Neverever . . . Well, Maybe Someday
Tracks: Neverever; Pine Tree Blisters; What About Jed?; Well . . . Maybe Someday; Thinking Without Thinking; Where Can I Park My Fist?; Where's His Sepcin?; Jelly Belly; Over and Over and Over.
Personnel: Mace Francis: composer, arranger, conductor; Ricki Malet, Callum G'Froerer, Brendan Baker: trumpet; Ben Collins, Daniel Thorne, Alistair McEvoy, Mark Sprogowski: reeds; Percy James Landers, Robin Murray, Tilman Robinson: trombone; Tim Jago: guitar; Wayne Slater: bass; Greg Brenton: drums.
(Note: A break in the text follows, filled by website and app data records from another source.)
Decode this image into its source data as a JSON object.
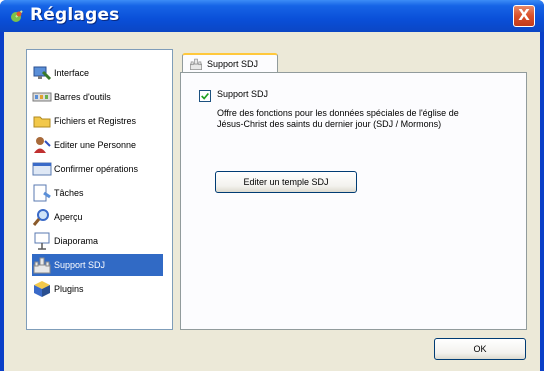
{
  "window": {
    "title": "Réglages",
    "close_label": "X"
  },
  "sidebar": {
    "items": [
      {
        "label": "Interface",
        "icon": "interface-icon"
      },
      {
        "label": "Barres d'outils",
        "icon": "toolbars-icon"
      },
      {
        "label": "Fichiers et Registres",
        "icon": "folder-icon"
      },
      {
        "label": "Editer une Personne",
        "icon": "person-icon"
      },
      {
        "label": "Confirmer opérations",
        "icon": "confirm-icon"
      },
      {
        "label": "Tâches",
        "icon": "tasks-icon"
      },
      {
        "label": "Aperçu",
        "icon": "magnifier-icon"
      },
      {
        "label": "Diaporama",
        "icon": "slideshow-icon"
      },
      {
        "label": "Support SDJ",
        "icon": "temple-icon",
        "selected": true
      },
      {
        "label": "Plugins",
        "icon": "plugins-icon"
      }
    ]
  },
  "panel": {
    "tab_label": "Support SDJ",
    "checkbox_label": "Support SDJ",
    "checkbox_checked": true,
    "description_line1": "Offre des fonctions pour les données spéciales de l'église de",
    "description_line2": "Jésus-Christ des saints du dernier jour (SDJ / Mormons)",
    "edit_temple_button": "Editer un temple SDJ"
  },
  "footer": {
    "ok_button": "OK"
  },
  "colors": {
    "titlebar": "#0a4fd8",
    "selection": "#316ac5",
    "client": "#ece9d8"
  }
}
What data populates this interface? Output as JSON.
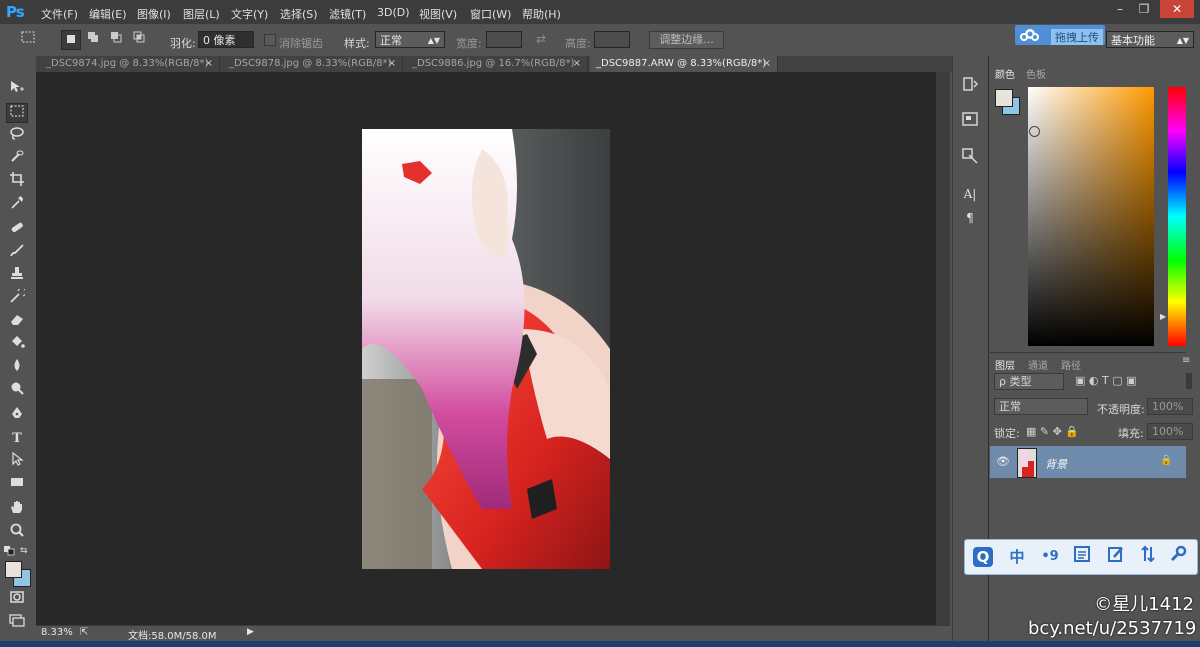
{
  "app": {
    "logo": "Ps"
  },
  "menu": [
    "文件(F)",
    "编辑(E)",
    "图像(I)",
    "图层(L)",
    "文字(Y)",
    "选择(S)",
    "滤镜(T)",
    "3D(D)",
    "视图(V)",
    "窗口(W)",
    "帮助(H)"
  ],
  "window_controls": [
    "–",
    "❐",
    "✕"
  ],
  "options": {
    "feather_label": "羽化:",
    "feather_value": "0 像素",
    "antialias_label": "消除锯齿",
    "style_label": "样式:",
    "style_value": "正常",
    "width_label": "宽度:",
    "height_label": "高度:",
    "refine_edge": "调整边缘...",
    "upload_label": "拖拽上传",
    "workspace": "基本功能"
  },
  "tabs": [
    {
      "label": "_DSC9874.jpg @ 8.33%(RGB/8*)",
      "close": "×",
      "active": false
    },
    {
      "label": "_DSC9878.jpg @ 8.33%(RGB/8*)",
      "close": "×",
      "active": false
    },
    {
      "label": "_DSC9886.jpg @ 16.7%(RGB/8*)",
      "close": "×",
      "active": false
    },
    {
      "label": "_DSC9887.ARW @ 8.33%(RGB/8*)",
      "close": "×",
      "active": true
    }
  ],
  "status": {
    "zoom": "8.33%",
    "doc": "文档:58.0M/58.0M",
    "arrow": "▶"
  },
  "color_panel": {
    "tabs": [
      "颜色",
      "色板"
    ]
  },
  "layers_panel": {
    "tabs": [
      "图层",
      "通道",
      "路径"
    ],
    "filter": "ρ 类型",
    "blend_mode": "正常",
    "opacity_label": "不透明度:",
    "opacity_value": "100%",
    "lock_label": "锁定:",
    "fill_label": "填充:",
    "fill_value": "100%",
    "layer_name": "背景"
  },
  "ime": [
    "中",
    "•9"
  ],
  "watermark": {
    "line1": "©星儿1412",
    "line2": "bcy.net/u/2537719"
  },
  "colors": {
    "accent": "#31a8ff",
    "selected_layer": "#6f8bab",
    "canvas": "#282828"
  }
}
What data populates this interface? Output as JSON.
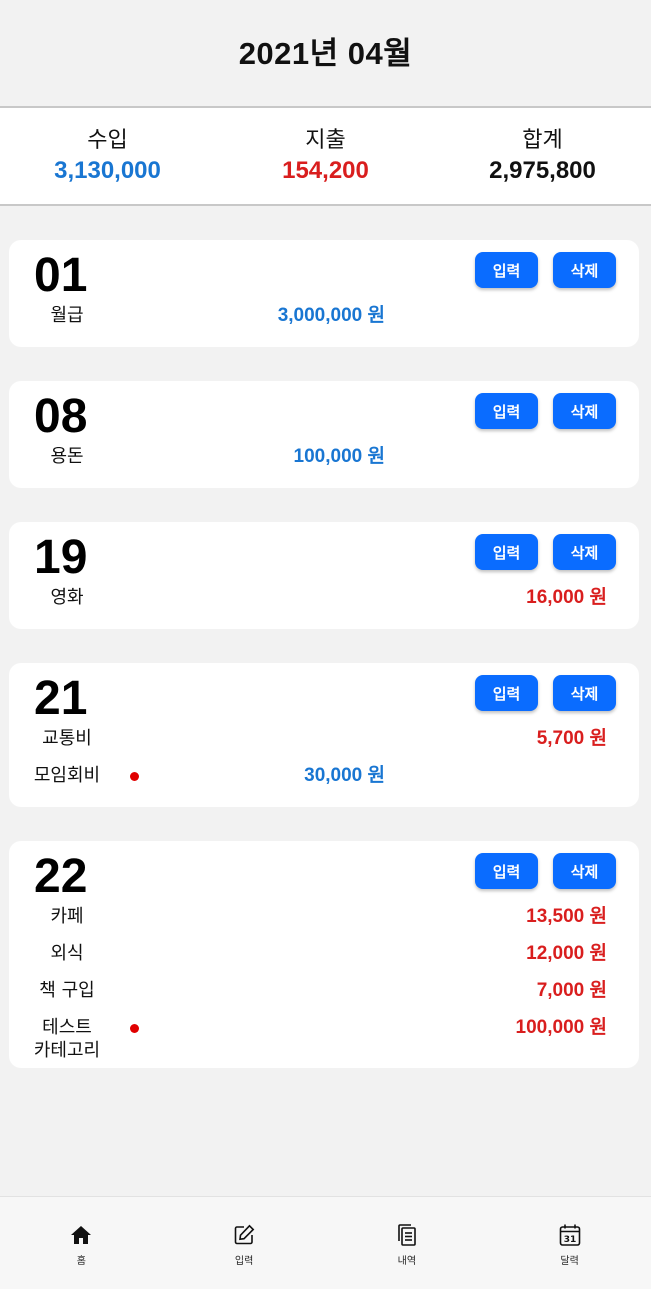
{
  "header": {
    "title": "2021년 04월"
  },
  "summary": {
    "income_label": "수입",
    "income_value": "3,130,000",
    "expense_label": "지출",
    "expense_value": "154,200",
    "total_label": "합계",
    "total_value": "2,975,800"
  },
  "buttons": {
    "input_label": "입력",
    "delete_label": "삭제"
  },
  "days": [
    {
      "day": "01",
      "entries": [
        {
          "category": "월급",
          "amount": "3,000,000 원",
          "type": "income",
          "dot": false
        }
      ]
    },
    {
      "day": "08",
      "entries": [
        {
          "category": "용돈",
          "amount": "100,000 원",
          "type": "income",
          "dot": false
        }
      ]
    },
    {
      "day": "19",
      "entries": [
        {
          "category": "영화",
          "amount": "16,000 원",
          "type": "expense",
          "dot": false
        }
      ]
    },
    {
      "day": "21",
      "entries": [
        {
          "category": "교통비",
          "amount": "5,700 원",
          "type": "expense",
          "dot": false
        },
        {
          "category": "모임회비",
          "amount": "30,000 원",
          "type": "income",
          "dot": true
        }
      ]
    },
    {
      "day": "22",
      "entries": [
        {
          "category": "카페",
          "amount": "13,500 원",
          "type": "expense",
          "dot": false
        },
        {
          "category": "외식",
          "amount": "12,000 원",
          "type": "expense",
          "dot": false
        },
        {
          "category": "책 구입",
          "amount": "7,000 원",
          "type": "expense",
          "dot": false
        },
        {
          "category": "테스트\n카테고리",
          "amount": "100,000 원",
          "type": "expense",
          "dot": true
        }
      ]
    }
  ],
  "tabs": [
    {
      "label": "홈",
      "icon": "home-icon"
    },
    {
      "label": "입력",
      "icon": "edit-icon"
    },
    {
      "label": "내역",
      "icon": "documents-icon"
    },
    {
      "label": "달력",
      "icon": "calendar-icon",
      "badge": "31"
    }
  ],
  "colors": {
    "income": "#1976d2",
    "expense": "#d91e1e",
    "button": "#0a6cff",
    "dot": "#e00000"
  }
}
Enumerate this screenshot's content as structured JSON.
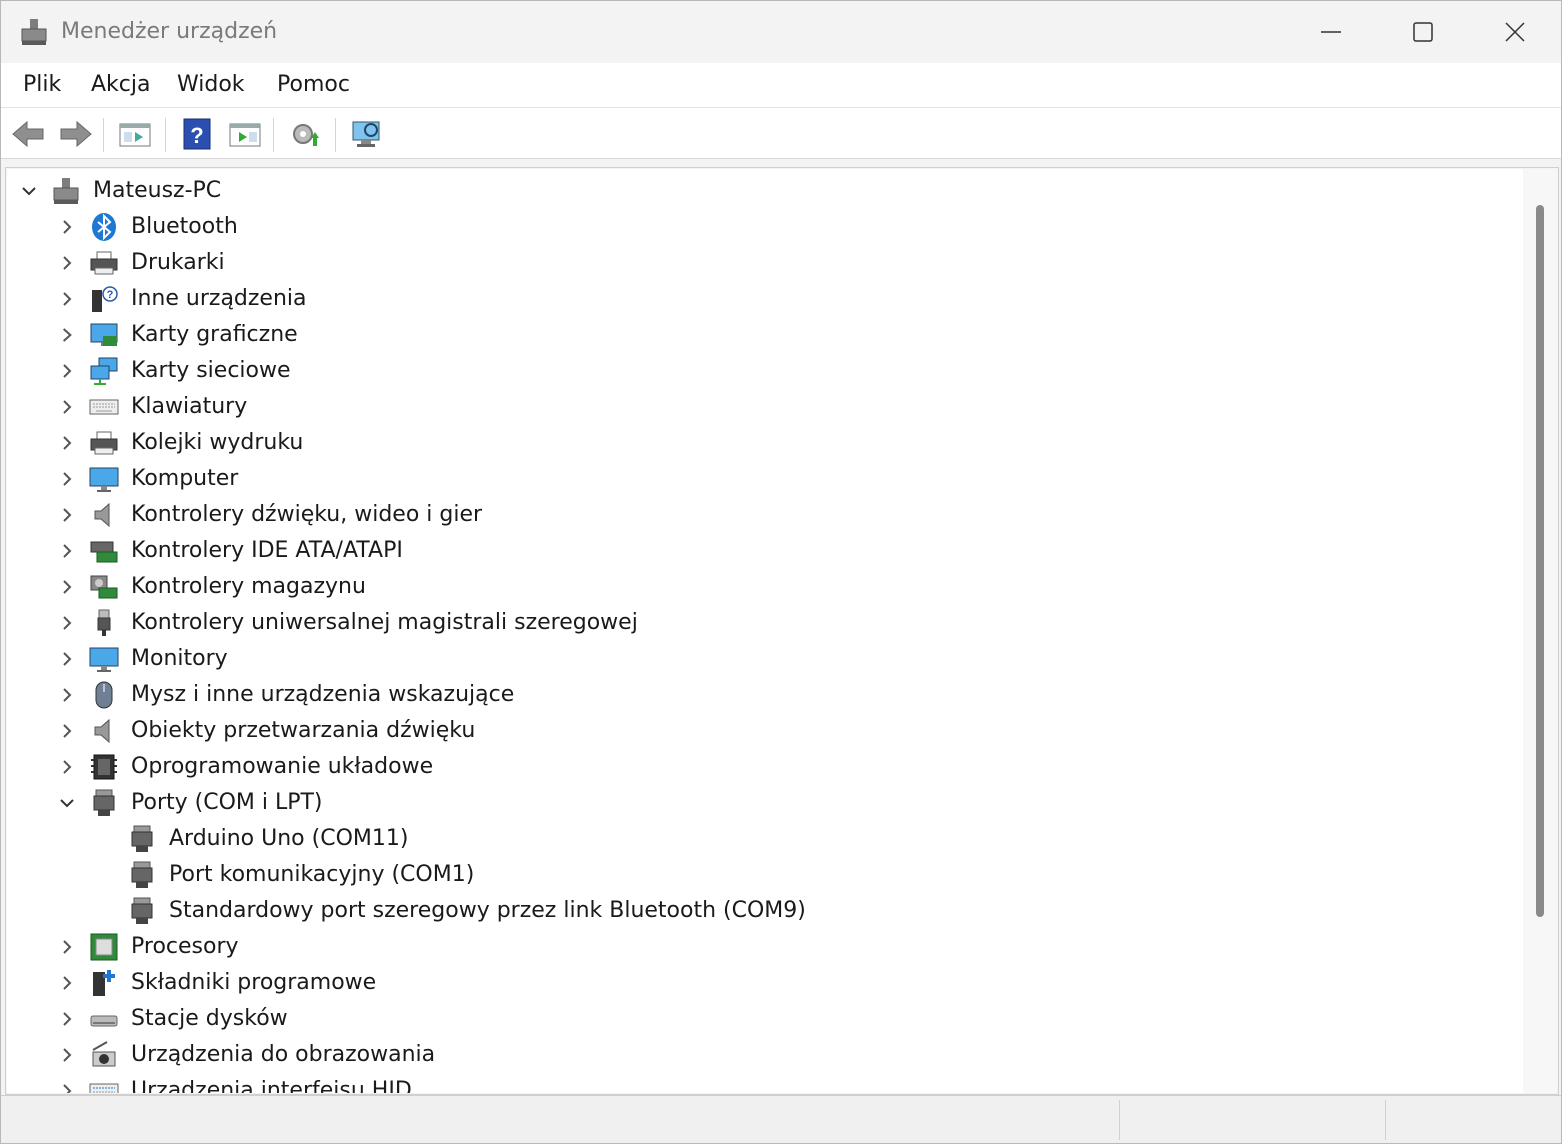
{
  "window": {
    "title": "Menedżer urządzeń"
  },
  "menu": [
    "Plik",
    "Akcja",
    "Widok",
    "Pomoc"
  ],
  "toolbar": {
    "buttons": [
      "back-arrow-icon",
      "forward-arrow-icon",
      "properties-icon",
      "help-icon",
      "update-driver-icon",
      "scan-hardware-icon",
      "monitor-scan-icon"
    ]
  },
  "tree": {
    "root": {
      "label": "Mateusz-PC",
      "expanded": true
    },
    "categories": [
      {
        "label": "Bluetooth",
        "icon": "bluetooth-icon"
      },
      {
        "label": "Drukarki",
        "icon": "printer-icon"
      },
      {
        "label": "Inne urządzenia",
        "icon": "unknown-device-icon"
      },
      {
        "label": "Karty graficzne",
        "icon": "display-adapter-icon"
      },
      {
        "label": "Karty sieciowe",
        "icon": "network-adapter-icon"
      },
      {
        "label": "Klawiatury",
        "icon": "keyboard-icon"
      },
      {
        "label": "Kolejki wydruku",
        "icon": "print-queue-icon"
      },
      {
        "label": "Komputer",
        "icon": "computer-icon"
      },
      {
        "label": "Kontrolery dźwięku, wideo i gier",
        "icon": "speaker-icon"
      },
      {
        "label": "Kontrolery IDE ATA/ATAPI",
        "icon": "ide-controller-icon"
      },
      {
        "label": "Kontrolery magazynu",
        "icon": "storage-controller-icon"
      },
      {
        "label": "Kontrolery uniwersalnej magistrali szeregowej",
        "icon": "usb-icon"
      },
      {
        "label": "Monitory",
        "icon": "monitor-icon"
      },
      {
        "label": "Mysz i inne urządzenia wskazujące",
        "icon": "mouse-icon"
      },
      {
        "label": "Obiekty przetwarzania dźwięku",
        "icon": "speaker-icon"
      },
      {
        "label": "Oprogramowanie układowe",
        "icon": "firmware-chip-icon"
      },
      {
        "label": "Porty (COM i LPT)",
        "icon": "port-icon",
        "expanded": true,
        "children": [
          "Arduino Uno (COM11)",
          "Port komunikacyjny (COM1)",
          "Standardowy port szeregowy przez link Bluetooth (COM9)"
        ]
      },
      {
        "label": "Procesory",
        "icon": "processor-icon"
      },
      {
        "label": "Składniki programowe",
        "icon": "software-component-icon"
      },
      {
        "label": "Stacje dysków",
        "icon": "disk-drive-icon"
      },
      {
        "label": "Urządzenia do obrazowania",
        "icon": "camera-icon"
      },
      {
        "label": "Urządzenia interfejsu HID",
        "icon": "hid-icon"
      }
    ]
  }
}
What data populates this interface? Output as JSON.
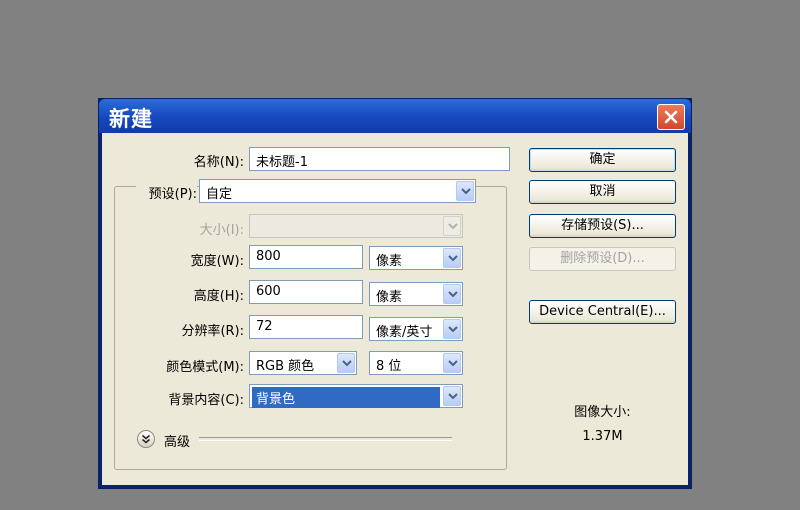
{
  "dialog": {
    "title": "新建",
    "close_icon": "close-icon"
  },
  "form": {
    "name_label": "名称(N):",
    "name_value": "未标题-1",
    "preset_label": "预设(P):",
    "preset_value": "自定",
    "size_label": "大小(I):",
    "size_value": "",
    "width_label": "宽度(W):",
    "width_value": "800",
    "width_unit": "像素",
    "height_label": "高度(H):",
    "height_value": "600",
    "height_unit": "像素",
    "resolution_label": "分辨率(R):",
    "resolution_value": "72",
    "resolution_unit": "像素/英寸",
    "color_mode_label": "颜色模式(M):",
    "color_mode_value": "RGB 颜色",
    "bit_depth_value": "8 位",
    "background_label": "背景内容(C):",
    "background_value": "背景色",
    "advanced_label": "高级"
  },
  "buttons": {
    "ok": "确定",
    "cancel": "取消",
    "save_preset": "存储预设(S)...",
    "delete_preset": "删除预设(D)...",
    "device_central": "Device Central(E)..."
  },
  "info": {
    "image_size_label": "图像大小:",
    "image_size_value": "1.37M"
  },
  "colors": {
    "desktop": "#818181",
    "title_bar": "#1648be",
    "dialog_face": "#ece9d8",
    "selection": "#316ac5",
    "close_button": "#d3472b"
  }
}
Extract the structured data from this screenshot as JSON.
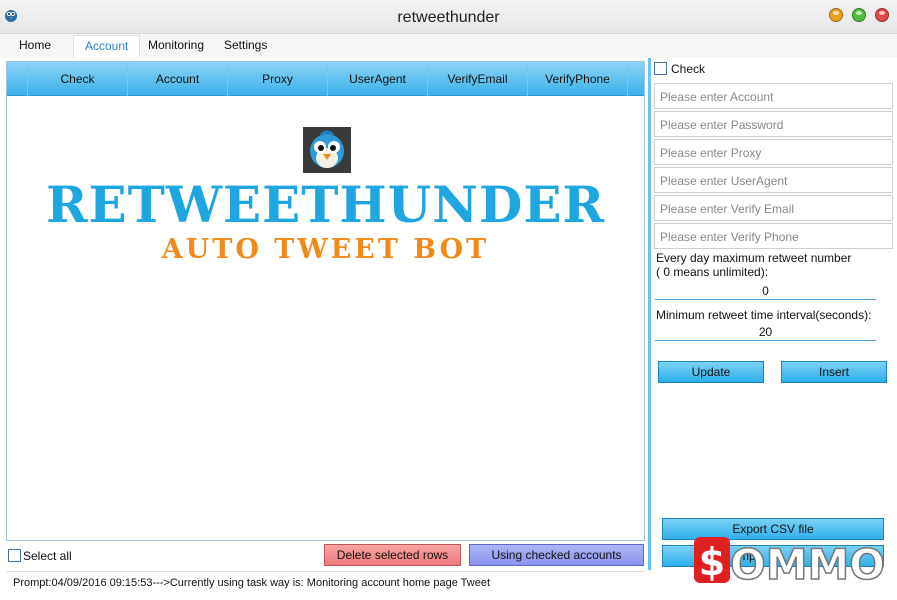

Tracks: Medium Blue; Light Grey (Partly Cloudy); Rust-Red; Suite No. 1 for Ten Musicians (Sometimes / I Wonder / Where / Do We Go / From Here).
Personnel: Fredrik Nordstrom: composer, arranger, alto, tenor sax; Johan Berke: co-leader, composer, arranger, electric and 12-string acoustic guitar; Mattias Arveheim: co-leader, bass trombone, tuba; Ronny Farsund, Nils Janson: trumpet, flugelhorn; Johan Ahlin: French horn; Orjan Hulten: soprano, tenor sax; Anders Norell: trombone; Filip Augustson: bass; Fredrik Rundqvist: drums.
Tracks: Arrival; Cycle of Life; Home and Away; Old Folk Song; Route 666; Departure.
Personnel: Chris Jentsch: leader, composer, guitar; Darcy James Argue: conductor; Jon Owens, John Carlson, Mike Kaupa, Laurie Frink: trumpet; Ben Kono, Jason Rigby, Mike McGinnis, Dan Willis, Josh Sinton: reeds; Alan Ferber, Brian Drye, Jacob Garchik, Max Seigel: trombone; Jacob Sacks: piano; Jim Whitney: bass; John Mettam: drums.
Tracks: Sweet Pumpkin; Sophisticated Lady; This Masquerade; Laura; Keep Going Back to Joe's; "Bean"; Young and Foolish; Speak Low; My Shining Hour; My Foolish Heart; Groovin' High; Bluesette; A Time for Love.
Personnel (collective): Jeff Oster: vocals; Peter Welker: arranger, trumpet, flugelhorn; Michael Whitwell: trumpet, flugelhorn; Fred Lipsius: alto sax, piano; Andrew Speight, Jim Rothermel: alto sax; Mel Martin, Rob Roth: tenor sax; Scott Petersen: tenor, baritone sax; Johnny Bamont: baritone sax; Pete Levin: piano, string synth, Hammond B3 organ; Dave Mathews, Matt Clark: piano; Randy Vincent: guitar; Chris Amberger: bass; Kevin Dillon: drums; Louis Romero: percussion.